(BRIEF) All of the entries need to be copied character for character.

(STORED DATA)
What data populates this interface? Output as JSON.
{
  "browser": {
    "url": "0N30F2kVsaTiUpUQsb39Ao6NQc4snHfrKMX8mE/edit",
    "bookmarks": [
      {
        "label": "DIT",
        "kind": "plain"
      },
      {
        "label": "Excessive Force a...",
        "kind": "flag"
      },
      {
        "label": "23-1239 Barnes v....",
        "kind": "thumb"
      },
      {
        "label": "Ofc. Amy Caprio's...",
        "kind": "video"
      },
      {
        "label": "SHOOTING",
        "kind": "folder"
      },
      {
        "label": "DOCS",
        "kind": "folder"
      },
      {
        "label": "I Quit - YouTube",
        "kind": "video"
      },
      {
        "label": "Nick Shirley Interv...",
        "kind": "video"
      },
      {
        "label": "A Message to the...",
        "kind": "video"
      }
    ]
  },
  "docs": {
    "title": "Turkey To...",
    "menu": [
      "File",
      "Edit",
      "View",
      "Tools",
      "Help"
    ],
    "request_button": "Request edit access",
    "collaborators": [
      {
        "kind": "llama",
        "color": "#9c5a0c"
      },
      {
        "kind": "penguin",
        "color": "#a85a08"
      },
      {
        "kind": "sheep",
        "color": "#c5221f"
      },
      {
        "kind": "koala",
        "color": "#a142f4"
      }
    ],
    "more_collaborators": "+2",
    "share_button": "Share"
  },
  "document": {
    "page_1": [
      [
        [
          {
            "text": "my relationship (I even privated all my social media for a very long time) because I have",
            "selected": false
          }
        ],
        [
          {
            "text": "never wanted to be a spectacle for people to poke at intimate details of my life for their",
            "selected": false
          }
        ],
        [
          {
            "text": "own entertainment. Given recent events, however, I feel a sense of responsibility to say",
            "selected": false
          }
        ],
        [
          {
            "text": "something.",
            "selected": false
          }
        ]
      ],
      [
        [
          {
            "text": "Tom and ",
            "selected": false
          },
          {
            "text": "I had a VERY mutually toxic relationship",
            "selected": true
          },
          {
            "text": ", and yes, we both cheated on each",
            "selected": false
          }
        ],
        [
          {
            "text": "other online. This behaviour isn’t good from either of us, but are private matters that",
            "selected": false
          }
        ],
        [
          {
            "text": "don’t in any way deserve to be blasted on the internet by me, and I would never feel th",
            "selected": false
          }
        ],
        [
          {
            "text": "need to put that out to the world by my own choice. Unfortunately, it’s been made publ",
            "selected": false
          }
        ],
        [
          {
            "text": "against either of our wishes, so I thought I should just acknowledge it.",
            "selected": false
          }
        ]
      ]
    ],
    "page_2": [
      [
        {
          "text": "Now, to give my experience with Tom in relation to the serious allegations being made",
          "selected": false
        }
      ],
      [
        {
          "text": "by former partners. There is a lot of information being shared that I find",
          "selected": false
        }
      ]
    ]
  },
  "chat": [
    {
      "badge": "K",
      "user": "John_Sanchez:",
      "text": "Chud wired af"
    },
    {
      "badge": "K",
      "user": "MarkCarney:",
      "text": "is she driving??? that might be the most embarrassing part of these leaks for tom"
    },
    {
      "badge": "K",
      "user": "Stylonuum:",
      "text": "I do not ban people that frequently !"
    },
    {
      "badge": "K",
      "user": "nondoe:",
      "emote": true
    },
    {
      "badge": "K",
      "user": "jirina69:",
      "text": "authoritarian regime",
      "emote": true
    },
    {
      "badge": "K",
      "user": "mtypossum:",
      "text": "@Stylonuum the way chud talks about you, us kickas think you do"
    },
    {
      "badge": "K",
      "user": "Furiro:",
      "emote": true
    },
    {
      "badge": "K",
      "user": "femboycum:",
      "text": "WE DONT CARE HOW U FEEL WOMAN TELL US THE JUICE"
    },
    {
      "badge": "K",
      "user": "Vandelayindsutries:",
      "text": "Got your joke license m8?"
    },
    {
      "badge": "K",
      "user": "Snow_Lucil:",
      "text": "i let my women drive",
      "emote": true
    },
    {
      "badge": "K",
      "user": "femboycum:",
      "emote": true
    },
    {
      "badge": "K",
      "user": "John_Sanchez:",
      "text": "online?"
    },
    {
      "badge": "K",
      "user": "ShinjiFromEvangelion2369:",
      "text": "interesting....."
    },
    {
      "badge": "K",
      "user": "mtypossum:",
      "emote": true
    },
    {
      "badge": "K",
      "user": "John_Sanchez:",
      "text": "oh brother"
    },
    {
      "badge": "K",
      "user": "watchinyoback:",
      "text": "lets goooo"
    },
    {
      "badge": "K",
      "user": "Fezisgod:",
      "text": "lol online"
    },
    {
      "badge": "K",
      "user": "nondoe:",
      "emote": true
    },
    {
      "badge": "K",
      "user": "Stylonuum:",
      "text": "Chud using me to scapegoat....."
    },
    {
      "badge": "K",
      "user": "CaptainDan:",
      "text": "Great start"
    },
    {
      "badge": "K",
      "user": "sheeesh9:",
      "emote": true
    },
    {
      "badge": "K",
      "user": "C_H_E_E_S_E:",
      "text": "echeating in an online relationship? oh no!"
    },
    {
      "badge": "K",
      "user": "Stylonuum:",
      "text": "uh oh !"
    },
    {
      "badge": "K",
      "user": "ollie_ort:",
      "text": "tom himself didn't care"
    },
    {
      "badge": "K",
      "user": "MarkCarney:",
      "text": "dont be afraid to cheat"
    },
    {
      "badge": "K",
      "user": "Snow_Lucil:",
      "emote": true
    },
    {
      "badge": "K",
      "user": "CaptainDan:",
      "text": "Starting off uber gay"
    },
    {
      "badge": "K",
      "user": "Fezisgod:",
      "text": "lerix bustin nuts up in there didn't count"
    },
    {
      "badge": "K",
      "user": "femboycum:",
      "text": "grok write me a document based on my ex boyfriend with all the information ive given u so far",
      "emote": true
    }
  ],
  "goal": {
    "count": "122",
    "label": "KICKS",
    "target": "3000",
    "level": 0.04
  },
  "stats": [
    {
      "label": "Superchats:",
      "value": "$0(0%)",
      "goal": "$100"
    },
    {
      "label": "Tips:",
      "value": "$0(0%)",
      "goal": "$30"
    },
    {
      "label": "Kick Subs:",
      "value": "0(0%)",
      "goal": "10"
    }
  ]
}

(REPLY)
What data populates this interface? Output as JSON.
{
  "browser": {
    "url": "0N30F2kVsaTiUpUQsb39Ao6NQc4snHfrKMX8mE/edit",
    "bookmarks": [
      {
        "label": "DIT",
        "kind": "plain"
      },
      {
        "label": "Excessive Force a...",
        "kind": "flag"
      },
      {
        "label": "23-1239 Barnes v....",
        "kind": "thumb"
      },
      {
        "label": "Ofc. Amy Caprio's...",
        "kind": "video"
      },
      {
        "label": "SHOOTING",
        "kind": "folder"
      },
      {
        "label": "DOCS",
        "kind": "folder"
      },
      {
        "label": "I Quit - YouTube",
        "kind": "video"
      },
      {
        "label": "Nick Shirley Interv...",
        "kind": "video"
      },
      {
        "label": "A Message to the...",
        "kind": "video"
      }
    ]
  },
  "docs": {
    "title": "Turkey To...",
    "menu": [
      "File",
      "Edit",
      "View",
      "Tools",
      "Help"
    ],
    "request_button": "Request edit access",
    "collaborators": [
      {
        "kind": "llama",
        "color": "#9c5a0c"
      },
      {
        "kind": "penguin",
        "color": "#a85a08"
      },
      {
        "kind": "sheep",
        "color": "#c5221f"
      },
      {
        "kind": "koala",
        "color": "#a142f4"
      }
    ],
    "more_collaborators": "+2",
    "share_button": "Share"
  },
  "document": {
    "page_1": [
      [
        [
          {
            "text": "my relationship (I even privated all my social media for a very long time) because I have",
            "selected": false
          }
        ],
        [
          {
            "text": "never wanted to be a spectacle for people to poke at intimate details of my life for their",
            "selected": false
          }
        ],
        [
          {
            "text": "own entertainment. Given recent events, however, I feel a sense of responsibility to say",
            "selected": false
          }
        ],
        [
          {
            "text": "something.",
            "selected": false
          }
        ]
      ],
      [
        [
          {
            "text": "Tom and ",
            "selected": false
          },
          {
            "text": "I had a VERY mutually toxic relationship",
            "selected": true
          },
          {
            "text": ", and yes, we both cheated on each",
            "selected": false
          }
        ],
        [
          {
            "text": "other online. This behaviour isn’t good from either of us, but are private matters that",
            "selected": false
          }
        ],
        [
          {
            "text": "don’t in any way deserve to be blasted on the internet by me, and I would never feel th",
            "selected": false
          }
        ],
        [
          {
            "text": "need to put that out to the world by my own choice. Unfortunately, it’s been made publ",
            "selected": false
          }
        ],
        [
          {
            "text": "against either of our wishes, so I thought I should just acknowledge it.",
            "selected": false
          }
        ]
      ]
    ],
    "page_2": [
      [
        {
          "text": "Now, to give my experience with Tom in relation to the serious allegations being made",
          "selected": false
        }
      ],
      [
        {
          "text": "by former partners. There is a lot of information being shared that I find",
          "selected": false
        }
      ]
    ]
  },
  "chat": [
    {
      "badge": "K",
      "user": "John_Sanchez:",
      "text": "Chud wired af"
    },
    {
      "badge": "K",
      "user": "MarkCarney:",
      "text": "is she driving??? that might be the most embarrassing part of these leaks for tom"
    },
    {
      "badge": "K",
      "user": "Stylonuum:",
      "text": "I do not ban people that frequently !"
    },
    {
      "badge": "K",
      "user": "nondoe:",
      "emote": true
    },
    {
      "badge": "K",
      "user": "jirina69:",
      "text": "authoritarian regime",
      "emote": true
    },
    {
      "badge": "K",
      "user": "mtypossum:",
      "text": "@Stylonuum the way chud talks about you, us kickas think you do"
    },
    {
      "badge": "K",
      "user": "Furiro:",
      "emote": true
    },
    {
      "badge": "K",
      "user": "femboycum:",
      "text": "WE DONT CARE HOW U FEEL WOMAN TELL US THE JUICE"
    },
    {
      "badge": "K",
      "user": "Vandelayindsutries:",
      "text": "Got your joke license m8?"
    },
    {
      "badge": "K",
      "user": "Snow_Lucil:",
      "text": "i let my women drive",
      "emote": true
    },
    {
      "badge": "K",
      "user": "femboycum:",
      "emote": true
    },
    {
      "badge": "K",
      "user": "John_Sanchez:",
      "text": "online?"
    },
    {
      "badge": "K",
      "user": "ShinjiFromEvangelion2369:",
      "text": "interesting....."
    },
    {
      "badge": "K",
      "user": "mtypossum:",
      "emote": true
    },
    {
      "badge": "K",
      "user": "John_Sanchez:",
      "text": "oh brother"
    },
    {
      "badge": "K",
      "user": "watchinyoback:",
      "text": "lets goooo"
    },
    {
      "badge": "K",
      "user": "Fezisgod:",
      "text": "lol online"
    },
    {
      "badge": "K",
      "user": "nondoe:",
      "emote": true
    },
    {
      "badge": "K",
      "user": "Stylonuum:",
      "text": "Chud using me to scapegoat....."
    },
    {
      "badge": "K",
      "user": "CaptainDan:",
      "text": "Great start"
    },
    {
      "badge": "K",
      "user": "sheeesh9:",
      "emote": true
    },
    {
      "badge": "K",
      "user": "C_H_E_E_S_E:",
      "text": "echeating in an online relationship? oh no!"
    },
    {
      "badge": "K",
      "user": "Stylonuum:",
      "text": "uh oh !"
    },
    {
      "badge": "K",
      "user": "ollie_ort:",
      "text": "tom himself didn't care"
    },
    {
      "badge": "K",
      "user": "MarkCarney:",
      "text": "dont be afraid to cheat"
    },
    {
      "badge": "K",
      "user": "Snow_Lucil:",
      "emote": true
    },
    {
      "badge": "K",
      "user": "CaptainDan:",
      "text": "Starting off uber gay"
    },
    {
      "badge": "K",
      "user": "Fezisgod:",
      "text": "lerix bustin nuts up in there didn't count"
    },
    {
      "badge": "K",
      "user": "femboycum:",
      "text": "grok write me a document based on my ex boyfriend with all the information ive given u so far",
      "emote": true
    }
  ],
  "goal": {
    "count": "122",
    "label": "KICKS",
    "target": "3000",
    "level": 0.04
  },
  "stats": [
    {
      "label": "Superchats:",
      "value": "$0(0%)",
      "goal": "$100"
    },
    {
      "label": "Tips:",
      "value": "$0(0%)",
      "goal": "$30"
    },
    {
      "label": "Kick Subs:",
      "value": "0(0%)",
      "goal": "10"
    }
  ]
}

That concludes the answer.